Blue October's release Foiled is a powerful new CD that once again touches on the lyrical landscape that so many other artists haven't the courage to explore. Nothing is left unsaid. What's ugly becomes beautiful, what's sad becomes hopeful, and most importantly the audience and band are connected at every moment, hanging on every word. The exchange between the audience and Blue October is amazing to witness. Universal. 2006.

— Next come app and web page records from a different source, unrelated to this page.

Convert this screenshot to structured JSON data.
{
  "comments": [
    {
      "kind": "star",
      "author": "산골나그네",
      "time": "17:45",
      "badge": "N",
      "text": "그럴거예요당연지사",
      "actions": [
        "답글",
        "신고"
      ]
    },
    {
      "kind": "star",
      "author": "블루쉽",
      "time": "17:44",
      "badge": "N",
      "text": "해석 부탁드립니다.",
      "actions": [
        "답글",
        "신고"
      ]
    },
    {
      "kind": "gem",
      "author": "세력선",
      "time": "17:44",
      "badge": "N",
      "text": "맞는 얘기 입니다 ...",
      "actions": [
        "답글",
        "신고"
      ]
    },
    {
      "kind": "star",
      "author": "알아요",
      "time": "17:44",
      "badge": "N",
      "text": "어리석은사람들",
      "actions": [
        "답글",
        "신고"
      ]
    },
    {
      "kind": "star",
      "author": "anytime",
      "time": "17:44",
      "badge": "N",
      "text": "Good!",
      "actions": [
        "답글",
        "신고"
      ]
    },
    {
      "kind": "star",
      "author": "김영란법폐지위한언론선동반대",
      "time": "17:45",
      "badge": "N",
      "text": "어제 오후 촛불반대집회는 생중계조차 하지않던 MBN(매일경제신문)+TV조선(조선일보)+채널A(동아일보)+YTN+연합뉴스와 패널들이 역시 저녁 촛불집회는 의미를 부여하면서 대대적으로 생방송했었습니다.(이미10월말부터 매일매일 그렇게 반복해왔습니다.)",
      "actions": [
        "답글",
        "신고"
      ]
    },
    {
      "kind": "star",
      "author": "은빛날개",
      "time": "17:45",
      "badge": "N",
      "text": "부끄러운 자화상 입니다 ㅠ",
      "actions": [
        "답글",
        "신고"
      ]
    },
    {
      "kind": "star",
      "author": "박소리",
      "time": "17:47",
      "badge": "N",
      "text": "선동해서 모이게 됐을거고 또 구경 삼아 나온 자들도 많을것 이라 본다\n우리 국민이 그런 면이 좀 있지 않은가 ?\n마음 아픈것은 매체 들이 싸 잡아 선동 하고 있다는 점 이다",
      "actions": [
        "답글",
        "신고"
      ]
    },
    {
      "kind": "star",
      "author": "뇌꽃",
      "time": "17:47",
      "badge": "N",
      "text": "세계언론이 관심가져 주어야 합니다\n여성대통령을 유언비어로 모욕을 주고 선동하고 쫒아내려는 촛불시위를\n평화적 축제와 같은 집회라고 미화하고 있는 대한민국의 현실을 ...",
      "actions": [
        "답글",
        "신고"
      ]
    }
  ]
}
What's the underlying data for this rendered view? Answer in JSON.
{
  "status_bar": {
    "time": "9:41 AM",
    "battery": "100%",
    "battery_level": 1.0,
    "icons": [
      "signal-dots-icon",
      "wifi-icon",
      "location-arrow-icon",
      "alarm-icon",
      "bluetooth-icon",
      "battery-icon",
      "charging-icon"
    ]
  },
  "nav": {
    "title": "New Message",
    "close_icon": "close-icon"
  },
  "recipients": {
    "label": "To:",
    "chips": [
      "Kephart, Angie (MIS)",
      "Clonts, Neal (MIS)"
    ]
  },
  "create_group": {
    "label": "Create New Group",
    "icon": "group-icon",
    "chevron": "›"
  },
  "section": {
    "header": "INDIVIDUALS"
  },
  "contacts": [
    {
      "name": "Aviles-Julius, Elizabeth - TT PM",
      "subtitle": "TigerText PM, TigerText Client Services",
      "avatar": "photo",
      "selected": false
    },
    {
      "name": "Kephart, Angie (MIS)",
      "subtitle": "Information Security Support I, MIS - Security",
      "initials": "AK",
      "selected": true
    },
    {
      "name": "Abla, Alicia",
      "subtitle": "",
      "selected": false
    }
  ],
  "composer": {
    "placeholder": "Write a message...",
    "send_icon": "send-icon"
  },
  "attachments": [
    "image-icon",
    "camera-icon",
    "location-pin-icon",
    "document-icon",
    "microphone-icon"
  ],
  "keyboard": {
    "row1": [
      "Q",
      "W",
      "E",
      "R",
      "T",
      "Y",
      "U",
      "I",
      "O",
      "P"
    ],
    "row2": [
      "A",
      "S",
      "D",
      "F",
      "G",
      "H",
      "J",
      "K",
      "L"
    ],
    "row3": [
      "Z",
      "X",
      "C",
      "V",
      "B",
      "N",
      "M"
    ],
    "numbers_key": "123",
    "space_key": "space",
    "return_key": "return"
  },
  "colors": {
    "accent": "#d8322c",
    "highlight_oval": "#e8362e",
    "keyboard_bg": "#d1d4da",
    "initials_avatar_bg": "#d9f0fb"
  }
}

Texas quintet Blue October has bounced from Houston-based indie darlings to the majors and back twice since their '98 bow. Yet there's little sense they've compromised much of their eclectic, creatively restless ethos in the bargain on this, their fourth studio album (and second major label stint). In the hands of less ambitious musicians, the personally harrowing, perfectly crafted "Hate Me" would have become template for the entire collection; here it's but the most commercially focused of band leader Justin Furstenfeld's eclectic musical obsessions. His taste for early '80s UK New Wave evinces itself in a fondness for lyrical shadows and fleeting sonic echoes of Richard Butler's P-Furs and Peter Gabriel. But it's in the collection's quieter, more reflective songs ("Let It Go" and "Congratulations" turn on Ryan Delahousaye's signature violin phrases; "X Amount of Words" effortlessly morphs through several intriguing techno conceits; "18th Floor Balcony" bristles with an almost neo-classical elegance) where Blue October sets itself a cut above its post-grunge contenders. -- Jerry McCulley